The Sherline 5400 comes with a 1/4" drill chuck. I am switching to the mill from my bushing machine for doing bushing work. I like the idea of using a drill chuck as I can put my pins in there and the tools to bush without changing collets. My impression from comments on the board is that the drill chuck is adequate for bushing accuracy, with perhaps exceptions for very small pins. If true, great! Would one gain a noticeable precision using a precision drill chuck such as ones made by Albrecht?
 

Jerry Kieffer

NAWCC Fellow
NAWCC Member
May 31, 2005
3,006
596
113
wisconsin
Country
The Sherline 5400 comes with a 1/4" drill chuck. I am switching to the mill from my bushing machine for doing bushing work. I like the idea of using a drill chuck as I can put my pins in there and the tools to bush without changing collets. My impression from comments on the board is that the drill chuck is adequate for bushing accuracy, with perhaps exceptions for very small pins. If true, great! Would one gain a noticeable precision using a precision drill chuck such as ones made by Albrecht?
Greater than you could imagine including the price.

Jerry Kieffer
 
Last edited:

MuensterMann

Registered User
Mar 23, 2008
1,565
22
38
Thanks Jerry! The mill comes with [ ¼” Drill Chuck w/ key, #1 Morse arbor with draw bolt], if I am looking for an upgrade, such as one made by Albrecht, should I search for one that has a #1 Morse arbor with draw bolt? I saw a listing of many type and arrangements, I just want to make sure I get one compatible with the 5400 mill. (I am machinist illiterate)
 

Bruce Alexander

Sponsor
NAWCC Brass Member
Feb 22, 2010
7,627
880
113
Hanover, PA
www.testoftimeclocks.com
Country
Region
I would be reluctant to seat a bushing using the closed jaws of such an accurate (expensive) drill chuck. As it is, I place a KWM Plugging Tool in my Sherline Drill Chuck to seat my bushings. Perhaps I shouldn't worry about it. The forces aren't that great. If/when I think that I need maximum precision with small pivots, I simply go to my Collet set up. When I'm ready to seat, out comes the collet and in goes the steel rod through the collet adapter.
 

MuensterMann

Registered User
Mar 23, 2008
1,565
22
38
Yes, I would be reluctant to use the closed jams (especially an expensive one and one bought for precision) to seat a bushing. I would use other method. Hopefully someone has info on what to look for that will fit Sherline mill.
 

MuensterMann

Registered User
Mar 23, 2008
1,565
22
38
The 5400 mill comes with [ ¼” Drill Chuck w/ key, #1 Morse arbor with draw bolt], if I am looking for an upgrade, such as to one made by Albrecht, would I search for one that has a #1 Morse arbor with draw bolt? I saw a listing of many types and arrangements, for Albrecht chucks, and I just want to make sure I get one compatible with the 5400 mill. Disclaimer: I am machinist illiterate and any help I get is much appreciated! Thanks!
 

Jerry Kieffer
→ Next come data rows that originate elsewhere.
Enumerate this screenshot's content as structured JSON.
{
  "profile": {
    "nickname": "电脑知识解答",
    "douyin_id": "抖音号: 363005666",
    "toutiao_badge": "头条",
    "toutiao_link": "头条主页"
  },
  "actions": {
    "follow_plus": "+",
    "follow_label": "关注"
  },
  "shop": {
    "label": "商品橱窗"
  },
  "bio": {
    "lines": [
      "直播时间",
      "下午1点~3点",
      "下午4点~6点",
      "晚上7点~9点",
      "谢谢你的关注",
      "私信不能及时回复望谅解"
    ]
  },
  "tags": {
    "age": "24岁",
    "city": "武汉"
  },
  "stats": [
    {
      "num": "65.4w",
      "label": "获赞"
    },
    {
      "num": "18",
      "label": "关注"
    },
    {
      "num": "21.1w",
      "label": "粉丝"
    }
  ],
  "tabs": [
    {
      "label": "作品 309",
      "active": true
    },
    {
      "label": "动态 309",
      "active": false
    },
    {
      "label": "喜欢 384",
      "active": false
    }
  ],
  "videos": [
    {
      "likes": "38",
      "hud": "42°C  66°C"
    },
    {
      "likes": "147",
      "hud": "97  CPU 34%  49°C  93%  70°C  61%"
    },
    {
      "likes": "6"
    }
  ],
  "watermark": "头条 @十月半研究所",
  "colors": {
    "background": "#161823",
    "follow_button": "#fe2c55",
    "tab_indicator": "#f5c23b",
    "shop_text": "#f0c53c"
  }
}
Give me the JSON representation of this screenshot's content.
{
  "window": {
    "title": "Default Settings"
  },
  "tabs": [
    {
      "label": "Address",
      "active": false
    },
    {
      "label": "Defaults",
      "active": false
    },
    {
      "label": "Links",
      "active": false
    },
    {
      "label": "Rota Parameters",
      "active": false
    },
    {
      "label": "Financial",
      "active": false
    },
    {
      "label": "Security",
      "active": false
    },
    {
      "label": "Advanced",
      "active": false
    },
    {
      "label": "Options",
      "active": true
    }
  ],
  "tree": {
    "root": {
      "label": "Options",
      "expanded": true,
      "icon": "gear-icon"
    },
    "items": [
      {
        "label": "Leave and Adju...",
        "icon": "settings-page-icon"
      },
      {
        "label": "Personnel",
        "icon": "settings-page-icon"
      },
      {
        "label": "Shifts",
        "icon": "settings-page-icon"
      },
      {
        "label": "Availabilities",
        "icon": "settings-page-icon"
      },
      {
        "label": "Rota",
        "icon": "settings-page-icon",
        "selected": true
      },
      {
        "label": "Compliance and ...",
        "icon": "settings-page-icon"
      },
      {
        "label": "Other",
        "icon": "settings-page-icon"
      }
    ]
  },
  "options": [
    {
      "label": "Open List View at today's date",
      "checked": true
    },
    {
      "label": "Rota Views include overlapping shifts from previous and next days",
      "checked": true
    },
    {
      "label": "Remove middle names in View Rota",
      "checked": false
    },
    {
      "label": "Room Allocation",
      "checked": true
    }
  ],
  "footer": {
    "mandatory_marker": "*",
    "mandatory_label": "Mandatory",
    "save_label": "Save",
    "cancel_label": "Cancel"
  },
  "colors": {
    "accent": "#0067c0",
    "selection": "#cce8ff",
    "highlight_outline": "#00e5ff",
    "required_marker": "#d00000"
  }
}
NAWCC Fellow
NAWCC Member
May 31, 2005
3,006
596
113
wisconsin
Country
The 5400 mill comes with [ ¼” Drill Chuck w/ key, #1 Morse arbor with draw bolt], if I am looking for an upgrade, such as to one made by Albrecht, would I search for one that has a #1 Morse arbor with draw bolt? I saw a listing of many types and arrangements, for Albrecht chucks, and I just want to make sure I get one compatible with the 5400 mill. Disclaimer: I am machinist illiterate and any help I get is much appreciated! Thanks!
I would suggest when purchasing a 1/4" and larger Albrecht chuck, that you purchase the chuck with 3/8 x 24 threaded mounting and use Sherlines MT-1 threaded mounting arbor that incorporates the draw bar.

Jerry Kieffer
 

MuensterMann

Registered User
Mar 23, 2008
1,565
22
38
Thank you Jerry for the suggestion! I did a quick look and found that not many Albrecht chucks come with that threaded mounting. Others did such as Rohm and Jacobs.
 

Forum statistics

Threads
168,853
Messages
1,473,376
Members
48,613
Latest member
johndavidcham
Encyclopedia Pages
1,060
Total wiki contributions
2,955
Last update
-